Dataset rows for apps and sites
*** Block opens ***
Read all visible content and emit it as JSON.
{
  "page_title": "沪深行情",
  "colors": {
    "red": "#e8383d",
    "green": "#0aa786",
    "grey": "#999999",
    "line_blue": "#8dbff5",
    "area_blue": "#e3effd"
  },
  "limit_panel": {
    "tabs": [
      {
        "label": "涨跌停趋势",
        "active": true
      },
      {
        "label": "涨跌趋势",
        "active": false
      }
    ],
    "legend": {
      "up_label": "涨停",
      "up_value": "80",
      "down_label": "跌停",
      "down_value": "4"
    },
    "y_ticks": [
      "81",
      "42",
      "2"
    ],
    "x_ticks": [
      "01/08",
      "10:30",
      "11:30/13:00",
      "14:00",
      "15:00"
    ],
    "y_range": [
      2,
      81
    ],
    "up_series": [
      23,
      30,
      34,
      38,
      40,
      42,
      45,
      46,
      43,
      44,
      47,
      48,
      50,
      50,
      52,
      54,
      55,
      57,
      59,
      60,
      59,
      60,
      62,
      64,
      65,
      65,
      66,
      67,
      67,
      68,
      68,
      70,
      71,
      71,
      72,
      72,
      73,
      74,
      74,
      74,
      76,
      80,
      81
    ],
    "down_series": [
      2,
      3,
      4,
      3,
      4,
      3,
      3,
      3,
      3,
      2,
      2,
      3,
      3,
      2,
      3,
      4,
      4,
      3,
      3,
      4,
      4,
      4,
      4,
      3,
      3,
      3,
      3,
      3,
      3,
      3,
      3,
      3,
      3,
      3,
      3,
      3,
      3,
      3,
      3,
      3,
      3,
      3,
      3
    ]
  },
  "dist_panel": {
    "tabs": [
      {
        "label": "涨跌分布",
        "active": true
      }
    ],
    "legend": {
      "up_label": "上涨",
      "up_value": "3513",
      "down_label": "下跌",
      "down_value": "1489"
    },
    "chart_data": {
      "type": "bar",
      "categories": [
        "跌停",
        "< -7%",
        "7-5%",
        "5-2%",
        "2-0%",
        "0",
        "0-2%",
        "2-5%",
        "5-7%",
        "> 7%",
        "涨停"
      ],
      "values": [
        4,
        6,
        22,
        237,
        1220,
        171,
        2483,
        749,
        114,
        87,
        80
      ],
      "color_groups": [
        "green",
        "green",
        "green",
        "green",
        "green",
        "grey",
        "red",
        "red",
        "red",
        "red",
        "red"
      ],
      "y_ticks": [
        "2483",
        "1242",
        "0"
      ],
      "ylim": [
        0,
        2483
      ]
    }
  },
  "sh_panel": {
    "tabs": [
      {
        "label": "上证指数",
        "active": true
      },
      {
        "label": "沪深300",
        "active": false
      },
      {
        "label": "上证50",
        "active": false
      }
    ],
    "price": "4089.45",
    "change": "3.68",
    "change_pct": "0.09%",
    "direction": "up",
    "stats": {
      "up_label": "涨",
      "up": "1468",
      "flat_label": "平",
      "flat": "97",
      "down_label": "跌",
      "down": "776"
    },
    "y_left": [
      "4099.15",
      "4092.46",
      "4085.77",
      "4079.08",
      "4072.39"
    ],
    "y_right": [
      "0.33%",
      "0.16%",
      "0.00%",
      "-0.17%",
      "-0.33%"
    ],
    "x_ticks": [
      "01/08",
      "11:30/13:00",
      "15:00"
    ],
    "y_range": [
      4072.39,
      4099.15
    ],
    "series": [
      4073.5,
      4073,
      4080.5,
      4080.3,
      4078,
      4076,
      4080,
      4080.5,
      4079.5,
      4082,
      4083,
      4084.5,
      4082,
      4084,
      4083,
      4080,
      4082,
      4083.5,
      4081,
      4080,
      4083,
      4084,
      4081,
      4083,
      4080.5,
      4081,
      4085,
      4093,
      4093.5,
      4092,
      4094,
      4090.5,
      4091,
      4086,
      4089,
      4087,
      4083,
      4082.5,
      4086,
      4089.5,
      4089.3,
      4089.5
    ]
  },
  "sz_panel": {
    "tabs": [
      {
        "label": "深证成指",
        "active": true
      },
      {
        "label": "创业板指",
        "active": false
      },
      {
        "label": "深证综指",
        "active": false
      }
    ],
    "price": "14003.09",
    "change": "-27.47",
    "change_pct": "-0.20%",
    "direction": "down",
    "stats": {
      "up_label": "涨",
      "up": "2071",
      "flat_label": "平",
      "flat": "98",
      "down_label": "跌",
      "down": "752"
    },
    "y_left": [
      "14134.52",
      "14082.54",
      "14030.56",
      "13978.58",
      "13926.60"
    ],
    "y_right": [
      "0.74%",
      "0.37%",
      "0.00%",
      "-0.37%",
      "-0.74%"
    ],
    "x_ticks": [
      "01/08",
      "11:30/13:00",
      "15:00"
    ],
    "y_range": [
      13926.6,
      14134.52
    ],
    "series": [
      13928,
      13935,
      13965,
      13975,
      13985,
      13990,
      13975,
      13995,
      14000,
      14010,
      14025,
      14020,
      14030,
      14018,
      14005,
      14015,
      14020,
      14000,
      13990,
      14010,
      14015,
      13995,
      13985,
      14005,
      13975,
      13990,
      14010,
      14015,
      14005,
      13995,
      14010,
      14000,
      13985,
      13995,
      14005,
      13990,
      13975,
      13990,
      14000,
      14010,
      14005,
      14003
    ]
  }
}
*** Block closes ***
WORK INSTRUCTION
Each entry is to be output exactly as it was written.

TASK RESULT
Read all visible content and emit it as JSON.
{
  "page_title": "沪深行情",
  "colors": {
    "red": "#e8383d",
    "green": "#0aa786",
    "grey": "#999999",
    "line_blue": "#8dbff5",
    "area_blue": "#e3effd"
  },
  "limit_panel": {
    "tabs": [
      {
        "label": "涨跌停趋势",
        "active": true
      },
      {
        "label": "涨跌趋势",
        "active": false
      }
    ],
    "legend": {
      "up_label": "涨停",
      "up_value": "80",
      "down_label": "跌停",
      "down_value": "4"
    },
    "y_ticks": [
      "81",
      "42",
      "2"
    ],
    "x_ticks": [
      "01/08",
      "10:30",
      "11:30/13:00",
      "14:00",
      "15:00"
    ],
    "y_range": [
      2,
      81
    ],
    "up_series": [
      23,
      30,
      34,
      38,
      40,
      42,
      45,
      46,
      43,
      44,
      47,
      48,
      50,
      50,
      52,
      54,
      55,
      57,
      59,
      60,
      59,
      60,
      62,
      64,
      65,
      65,
      66,
      67,
      67,
      68,
      68,
      70,
      71,
      71,
      72,
      72,
      73,
      74,
      74,
      74,
      76,
      80,
      81
    ],
    "down_series": [
      2,
      3,
      4,
      3,
      4,
      3,
      3,
      3,
      3,
      2,
      2,
      3,
      3,
      2,
      3,
      4,
      4,
      3,
      3,
      4,
      4,
      4,
      4,
      3,
      3,
      3,
      3,
      3,
      3,
      3,
      3,
      3,
      3,
      3,
      3,
      3,
      3,
      3,
      3,
      3,
      3,
      3,
      3
    ]
  },
  "dist_panel": {
    "tabs": [
      {
        "label": "涨跌分布",
        "active": true
      }
    ],
    "legend": {
      "up_label": "上涨",
      "up_value": "3513",
      "down_label": "下跌",
      "down_value": "1489"
    },
    "chart_data": {
      "type": "bar",
      "categories": [
        "跌停",
        "< -7%",
        "7-5%",
        "5-2%",
        "2-0%",
        "0",
        "0-2%",
        "2-5%",
        "5-7%",
        "> 7%",
        "涨停"
      ],
      "values": [
        4,
        6,
        22,
        237,
        1220,
        171,
        2483,
        749,
        114,
        87,
        80
      ],
      "color_groups": [
        "green",
        "green",
        "green",
        "green",
        "green",
        "grey",
        "red",
        "red",
        "red",
        "red",
        "red"
      ],
      "y_ticks": [
        "2483",
        "1242",
        "0"
      ],
      "ylim": [
        0,
        2483
      ]
    }
  },
  "sh_panel": {
    "tabs": [
      {
        "label": "上证指数",
        "active": true
      },
      {
        "label": "沪深300",
        "active": false
      },
      {
        "label": "上证50",
        "active": false
      }
    ],
    "price": "4089.45",
    "change": "3.68",
    "change_pct": "0.09%",
    "direction": "up",
    "stats": {
      "up_label": "涨",
      "up": "1468",
      "flat_label": "平",
      "flat": "97",
      "down_label": "跌",
      "down": "776"
    },
    "y_left": [
      "4099.15",
      "4092.46",
      "4085.77",
      "4079.08",
      "4072.39"
    ],
    "y_right": [
      "0.33%",
      "0.16%",
      "0.00%",
      "-0.17%",
      "-0.33%"
    ],
    "x_ticks": [
      "01/08",
      "11:30/13:00",
      "15:00"
    ],
    "y_range": [
      4072.39,
      4099.15
    ],
    "series": [
      4073.5,
      4073,
      4080.5,
      4080.3,
      4078,
      4076,
      4080,
      4080.5,
      4079.5,
      4082,
      4083,
      4084.5,
      4082,
      4084,
      4083,
      4080,
      4082,
      4083.5,
      4081,
      4080,
      4083,
      4084,
      4081,
      4083,
      4080.5,
      4081,
      4085,
      4093,
      4093.5,
      4092,
      4094,
      4090.5,
      4091,
      4086,
      4089,
      4087,
      4083,
      4082.5,
      4086,
      4089.5,
      4089.3,
      4089.5
    ]
  },
  "sz_panel": {
    "tabs": [
      {
        "label": "深证成指",
        "active": true
      },
      {
        "label": "创业板指",
        "active": false
      },
      {
        "label": "深证综指",
        "active": false
      }
    ],
    "price": "14003.09",
    "change": "-27.47",
    "change_pct": "-0.20%",
    "direction": "down",
    "stats": {
      "up_label": "涨",
      "up": "2071",
      "flat_label": "平",
      "flat": "98",
      "down_label": "跌",
      "down": "752"
    },
    "y_left": [
      "14134.52",
      "14082.54",
      "14030.56",
      "13978.58",
      "13926.60"
    ],
    "y_right": [
      "0.74%",
      "0.37%",
      "0.00%",
      "-0.37%",
      "-0.74%"
    ],
    "x_ticks": [
      "01/08",
      "11:30/13:00",
      "15:00"
    ],
    "y_range": [
      13926.6,
      14134.52
    ],
    "series": [
      13928,
      13935,
      13965,
      13975,
      13985,
      13990,
      13975,
      13995,
      14000,
      14010,
      14025,
      14020,
      14030,
      14018,
      14005,
      14015,
      14020,
      14000,
      13990,
      14010,
      14015,
      13995,
      13985,
      14005,
      13975,
      13990,
      14010,
      14015,
      14005,
      13995,
      14010,
      14000,
      13985,
      13995,
      14005,
      13990,
      13975,
      13990,
      14000,
      14010,
      14005,
      14003
    ]
  }
}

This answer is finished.